Sitcoms have been a staple of television for decades. Sometimes TV family vehicles can become as iconic as the show itself. Now buckle up as we take a drive through some of the most recognizable automobiles on the small screen.
5. Hank Hill’s Red Truck
Hank Hill’s trusty truck from King of the Hill is unique among animated sitcoms because the exact make is specified a few times over the course of the series’ 13 seasons. The Ranger, sporting a vibrant red color, boasts a distinctive dashboard and interior reminiscent of the 1993-94 Ranger models. Notably, the grill occasionally showcases the features seen in the 95′-97′ versions.
However, the truck is retconned in the season five episode, “Chasing Bobby”. Hank claims the truck is much older than a 1993 model (fans suspect the 1986 version). It also goes from automatic to manual transmission. Regardless, the original red truck is retired in this episode after years of service. Hank finally comes to terms with the fact that his beloved old truck is gone. In its place, he made the decision to purchase a 1999 Ford F-250 Super Duty from Pick Up Truck Heaven. As a tribute to the memories attached to his old truck, Hank opted to keep the gear shift knob from the Ranger, which coincidentally also had a manual transmission, in place of the new one.
4. The Partridge Family Bus
The Partridge Family, an iconic pop music group in the late 1970s, drew inspiration from the real-life Cowsills. Comprised of a widowed mother and five talented siblings, they embarked on a nationwide tour in a 1957 Chevrolet Series 6800 Superior. The bus showcased eye-catching patterns inspired by Piet Mondrian’s art. It sometimes even doubled as a stage! While it catapulted the family to stardom, the bus itself received no special treatment and eventually found its final resting place in a Los Angeles junkyard in 1987. Nickelodeon later featured a rerun of the show in its Nick at Nite lineup from 1993 to 1994, even creating a replica of the iconic bus for promotional purposes.

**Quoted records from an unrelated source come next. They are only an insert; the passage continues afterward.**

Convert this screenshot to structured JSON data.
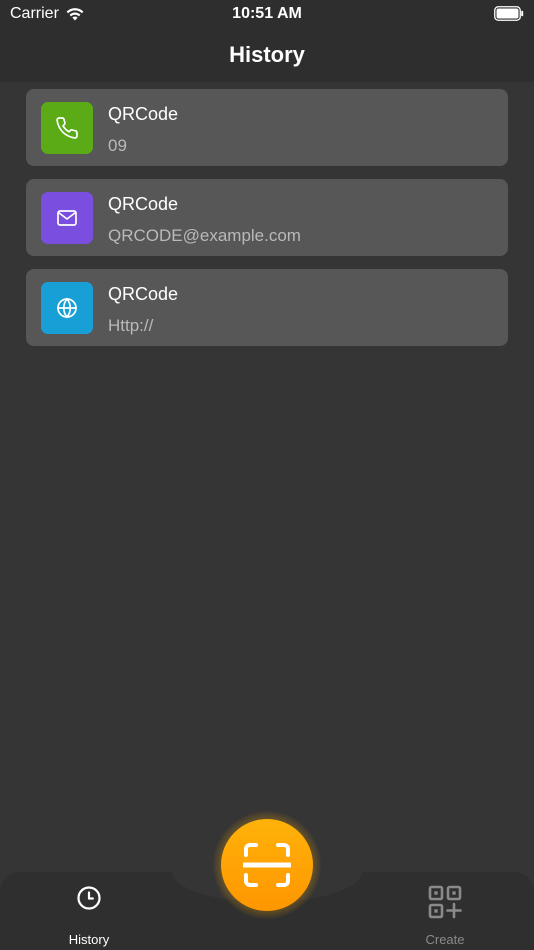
{
  "status_bar": {
    "carrier": "Carrier",
    "time": "10:51 AM",
    "wifi_icon": "wifi-icon",
    "battery_icon": "battery-full-icon"
  },
  "nav": {
    "title": "History"
  },
  "history_items": [
    {
      "title": "QRCode",
      "subtitle": "09",
      "icon": "phone-icon",
      "color": "#5aab16"
    },
    {
      "title": "QRCode",
      "subtitle": "QRCODE@example.com",
      "icon": "mail-icon",
      "color": "#7a4fe0"
    },
    {
      "title": "QRCode",
      "subtitle": "Http://",
      "icon": "globe-icon",
      "color": "#179fd6"
    }
  ],
  "tab_bar": {
    "history_label": "History",
    "create_label": "Create",
    "history_icon": "clock-icon",
    "create_icon": "qr-add-icon",
    "active_color": "#ffffff",
    "inactive_color": "#8a8a8a"
  },
  "scan_button": {
    "icon": "scan-icon",
    "color": "#ffa400"
  },
  "colors": {
    "background": "#353535",
    "card": "#575757",
    "bar": "#2e2e2e"
  }
}
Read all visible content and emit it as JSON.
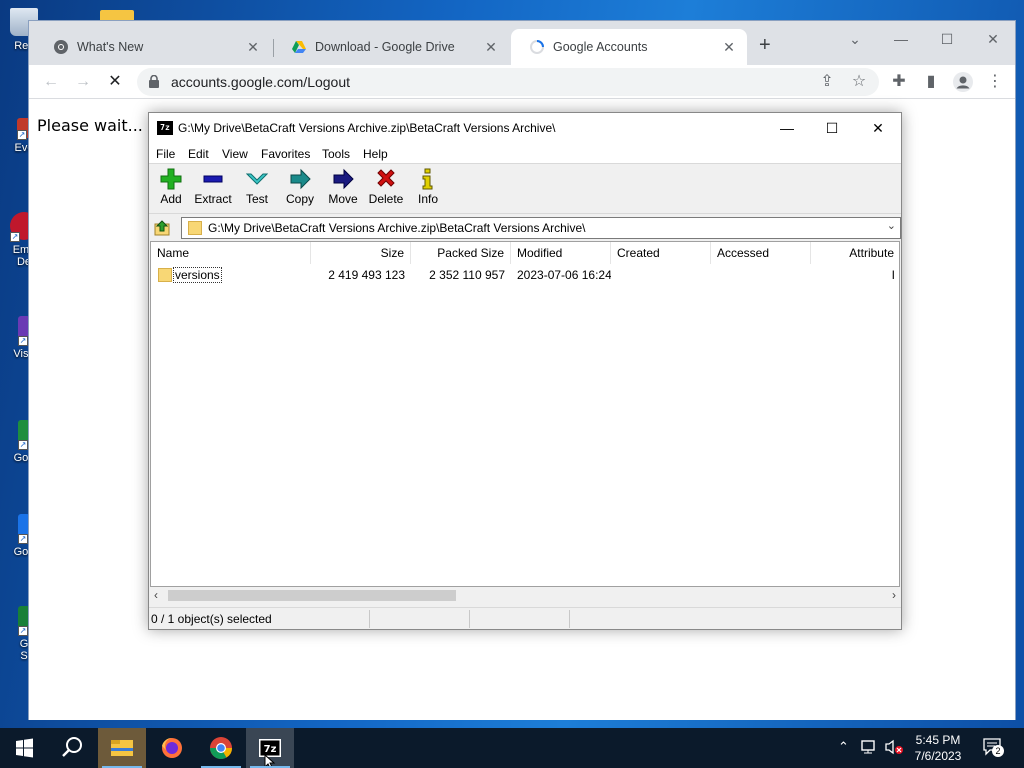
{
  "desktop": {
    "icons": [
      {
        "label": "Rec"
      },
      {
        "label": "Eve"
      },
      {
        "label": "Emb"
      },
      {
        "label": "De"
      },
      {
        "label": "Visu"
      },
      {
        "label": "Goo"
      },
      {
        "label": "Goo"
      },
      {
        "label": "G"
      },
      {
        "label": "S"
      }
    ]
  },
  "chrome": {
    "tabs": [
      {
        "title": "What's New",
        "icon": "chrome-icon"
      },
      {
        "title": "Download - Google Drive",
        "icon": "google-drive-icon"
      },
      {
        "title": "Google Accounts",
        "icon": "loading-spinner-icon"
      }
    ],
    "new_tab_symbol": "+",
    "address": "accounts.google.com/Logout",
    "page_text": "Please wait..."
  },
  "sevenzip": {
    "app_icon_text": "7z",
    "title": "G:\\My Drive\\BetaCraft Versions Archive.zip\\BetaCraft Versions Archive\\",
    "menu": [
      "File",
      "Edit",
      "View",
      "Favorites",
      "Tools",
      "Help"
    ],
    "toolbar": [
      {
        "label": "Add",
        "icon": "add-icon",
        "color": "#22b022"
      },
      {
        "label": "Extract",
        "icon": "extract-icon",
        "color": "#1a1ab0"
      },
      {
        "label": "Test",
        "icon": "test-icon",
        "color": "#3cc8c8"
      },
      {
        "label": "Copy",
        "icon": "copy-icon",
        "color": "#1a8a8a"
      },
      {
        "label": "Move",
        "icon": "move-icon",
        "color": "#1a1a80"
      },
      {
        "label": "Delete",
        "icon": "delete-icon",
        "color": "#d01010"
      },
      {
        "label": "Info",
        "icon": "info-icon",
        "color": "#e0d000"
      }
    ],
    "path": "G:\\My Drive\\BetaCraft Versions Archive.zip\\BetaCraft Versions Archive\\",
    "columns": [
      "Name",
      "Size",
      "Packed Size",
      "Modified",
      "Created",
      "Accessed",
      "Attribute"
    ],
    "rows": [
      {
        "name": "versions",
        "size": "2 419 493 123",
        "packed": "2 352 110 957",
        "modified": "2023-07-06 16:24",
        "created": "",
        "accessed": "",
        "attr": "I"
      }
    ],
    "status": "0 / 1 object(s) selected"
  },
  "taskbar": {
    "time": "5:45 PM",
    "date": "7/6/2023",
    "notification_count": "2"
  }
}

3. That 70s Show’s Vista Cruiser
Hello Wisconsin! The pilot episode of That ’70s Show revolves around the iconic moment when dad Red Forman hands his son Eric the keys to the coveted Vista Cruiser. Throughout the first seven seasons, the Vista Cruiser remains a prominent and beloved element of the show, serving as a backdrop for dialogues and playing a central role in various storylines.
2. The Munster Koach, the Spookiest of the TV Family Vehicles
Everyone’s favorite blue-collar monster family had an equally spooky TV family vehicle, The Munster Koach. George Barris built the Koach, the family’s mode of transportation, in just 21 days. This 18-foot vehicle was made from three Ford Model T bodies and featured impressive details like a four-speed manual transmission, a powerful 289 Ford Cobra engine, and a “blood red” velvet interior. Handcrafted elements such as the frame, radiator, fenders, and rolled steel scrollwork added to its uniqueness. The Koach’s creation cost $18,000 in 1964.
1. The most iconic of TV Family Vehicles… The Beverly Hillbillies Truck
The Beverly Hillbillies hands down has the most distinct of all the TV family vehicles! The truck is a modified version of the 1921 Oldsmobile Model 43-A touring car, equipped with a 43-horsepower 4-cylinder engine. Despite Jethro’s lack of intelligence, his exceptional mechanical skills allowed him to drive the forty-year-old truck from the Ozark Mountains to California and maintain it for nine seasons in Beverly Hills.
- Clint Eastwood’s Best Directorial Efforts Defied His Screen Image
- Raymond Burr Said One Big Thing Really Helped Acting Career
- Matthew Perry’s Forgotten Classic TV Reboot
- Andy Griffith’s Early Trombone Skills Set Him on the Path to Hollywood
- How Clint Eastwood Inspired One of Nicolas Cage’s Most Iconic Lines